Just two weeks into the job, the new head of Wheels Up arrives as this year’s NBAA business-aviation show with a turnaround plan resting on operational rigor, more corporate business, fleet changes and closer ties with 39% owner Delta Air Lines.
“There’s an operational element to it, and there’s a commercial element to it,” chief executive George Mattson tells FlightGlobal of his recovery plan for Wheels Up, which has racked up hundreds of millions of dollars in losses in recent years. “We are making steady, significant year-over-year progress on all fronts.”
Mattson took over the reins of New York-based Wheels Up on 2 October, days after the company landed a $450 million financial lifeline from a consortium of investors including Delta. The deal left the carrier, previously a Wheels Up investor, with an even larger chunk of the stock.
It has also led to tighter commercial ties between Delta and Wheels Up, and Mattson says heightened support from the mainline carrier features significantly in his recovery roadmap.
“Private aviation and commercial aviation have sat [in] separate silos forever,” he adds. “We’re going to seamlessly integrate Delta and Wheels Up’s offerings into a single commercial relationship.”
Formerly co-head of Goldman Sachs’ global industrials group, Mattson came to Wheels Up with an aviation background, having been a Delta board member for 11 years and in 2014 leading investment in a small Florida airline called Tropic Ocean Airways.
Mattson gave up the board seat when he took the job at Wheels Up, which sells private aircraft memberships and owns or leases about 200 aircraft, including Beechcraft King Airs, various Cessna Citation models and large-cabin jets like the Gulfstream G450. It also has access to many more aircraft via partner operators.
Mattson was on Delta’s board in 2020 when the airline acquired 27% of Wheels Up and combined that company with Delta Private Jets. At the time, the pandemic was driving a huge surge in demand for private aircraft travel, and the future of Wheels Up – led at the time by founder Kenny Dichter – looked bright. The company went public in 2021 with huge ambitions.
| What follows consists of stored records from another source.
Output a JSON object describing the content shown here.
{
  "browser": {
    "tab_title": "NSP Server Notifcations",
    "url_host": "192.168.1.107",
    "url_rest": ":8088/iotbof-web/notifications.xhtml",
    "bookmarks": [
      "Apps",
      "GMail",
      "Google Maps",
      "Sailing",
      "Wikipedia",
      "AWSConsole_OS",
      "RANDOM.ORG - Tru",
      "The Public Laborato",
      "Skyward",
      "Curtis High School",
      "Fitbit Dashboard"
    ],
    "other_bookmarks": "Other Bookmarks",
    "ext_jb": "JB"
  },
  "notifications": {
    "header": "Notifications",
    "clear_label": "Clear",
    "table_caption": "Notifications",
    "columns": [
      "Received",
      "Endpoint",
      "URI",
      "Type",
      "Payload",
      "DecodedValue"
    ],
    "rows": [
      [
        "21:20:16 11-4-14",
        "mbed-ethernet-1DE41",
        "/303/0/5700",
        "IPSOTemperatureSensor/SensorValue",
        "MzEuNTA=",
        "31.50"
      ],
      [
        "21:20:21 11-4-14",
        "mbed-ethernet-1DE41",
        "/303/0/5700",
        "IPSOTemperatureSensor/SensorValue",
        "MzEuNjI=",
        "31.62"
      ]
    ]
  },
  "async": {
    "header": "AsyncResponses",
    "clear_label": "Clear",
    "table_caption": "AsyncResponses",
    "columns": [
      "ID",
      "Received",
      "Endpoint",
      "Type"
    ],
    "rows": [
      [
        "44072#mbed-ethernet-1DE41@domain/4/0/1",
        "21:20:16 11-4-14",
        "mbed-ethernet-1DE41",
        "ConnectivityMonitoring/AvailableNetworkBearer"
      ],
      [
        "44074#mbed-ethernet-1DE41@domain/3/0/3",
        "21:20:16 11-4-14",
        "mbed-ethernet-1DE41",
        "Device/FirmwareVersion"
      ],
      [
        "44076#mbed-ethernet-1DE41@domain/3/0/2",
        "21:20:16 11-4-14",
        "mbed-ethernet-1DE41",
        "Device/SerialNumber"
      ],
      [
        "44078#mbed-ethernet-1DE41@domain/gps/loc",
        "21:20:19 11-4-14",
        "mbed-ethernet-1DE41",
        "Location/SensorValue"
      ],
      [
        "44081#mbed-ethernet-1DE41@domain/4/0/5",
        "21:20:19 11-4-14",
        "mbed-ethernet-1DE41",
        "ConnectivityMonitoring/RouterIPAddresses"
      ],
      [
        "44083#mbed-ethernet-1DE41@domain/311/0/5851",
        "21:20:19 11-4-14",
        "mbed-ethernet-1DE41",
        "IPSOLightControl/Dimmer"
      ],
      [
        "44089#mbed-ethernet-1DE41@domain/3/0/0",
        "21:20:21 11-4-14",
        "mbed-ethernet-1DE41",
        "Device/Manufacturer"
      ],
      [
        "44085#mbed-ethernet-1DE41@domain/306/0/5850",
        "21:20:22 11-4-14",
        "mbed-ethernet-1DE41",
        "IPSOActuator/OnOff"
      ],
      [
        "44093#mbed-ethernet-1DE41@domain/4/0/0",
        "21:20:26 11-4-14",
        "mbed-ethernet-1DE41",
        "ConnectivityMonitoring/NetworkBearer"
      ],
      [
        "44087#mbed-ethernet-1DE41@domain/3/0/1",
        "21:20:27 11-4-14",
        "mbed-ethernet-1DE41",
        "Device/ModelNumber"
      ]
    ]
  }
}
Then things faulted. Demand for private travel slipped as the pandemic eased and Wheels Up began racking up huge losses, including $262 million in losses in the first half of 2023.
This year the company sought to right the ship, embarking on a management and network overhaul that put Mattson in charge. He aims to return Wheels Up to profitability before the end of 2024.
“Now, we’re basically consolidating it back to something that’s efficient and profitable,” Mattson says, noting the company has shifted from having five to three operating certificates and will eventually reduce that to just one. Wheels Up also recently opened a single operations control centre near Atlanta that replaced several disparate units. The company also intends to move its headquarters to Atlanta – also home to Delta – from New York.
Network changes are perhaps most conspicuous. Previously, Wheels Up’s membership plans included guaranteed pricing for flights throughout the USA, but this year it stripped the central USA from that network. Wheels Up still offers flights to mid-America but now charges market-based rates.
“We were flying to the middle of the country, and losing money… because of utilisation, efficiency, lack of density,” Mattson says. “We have taken negative-margin flying to the middle of the country and made it positive-margin.”
Just weeks ago, with its cash dwindling, Wheels Up landed the $450 million in financing from Delta, Cox Enterprises and New York investment group CK Wheels. Through the arrangement the partners acquired huge chunks of Wheels Up’s stock; Delta ended up owning 39%, securities filings show.
That deal has changed how Delta and Wheels Up interact. Their commercial relationship previously involved Delta referring customers to Wheels Up, but the companies now have an “integrated” sales effort, with specific targets, joint sales calls and, critically, the ability for Delta to roll Wheels Up services into its contracts with corporate customers.
As things now stand, some 85% of Wheels Up’s demand comes from leisure travellers, and 15% from corporate. As a result, “weekends are very busy – weekdays not so much,” Mattson says. With Delta’s help, he aims for a 60% leisure-40% corporate ratio, or even a 50-50 split.
As that shift happens, Mattson expects Wheels Up will change the composition of its fleet to include fewer smaller aircraft and more large-cabin jets, which corporate clients prefer. In the short term, he says the number of aircraft in Wheels Up’s fleet might decline before rebounding.
At the same time, Mattson is focused on improving Wheels Up’s operational performance, pointing as a model to Delta, which in recent years significantly improved its operation, reducing delays and cancellations to industry lows.
“We are trying to bring that type of reliability and… discipline”, Mattson says. “We want to become the most operationally excellent, best-run private aviation company in the world.”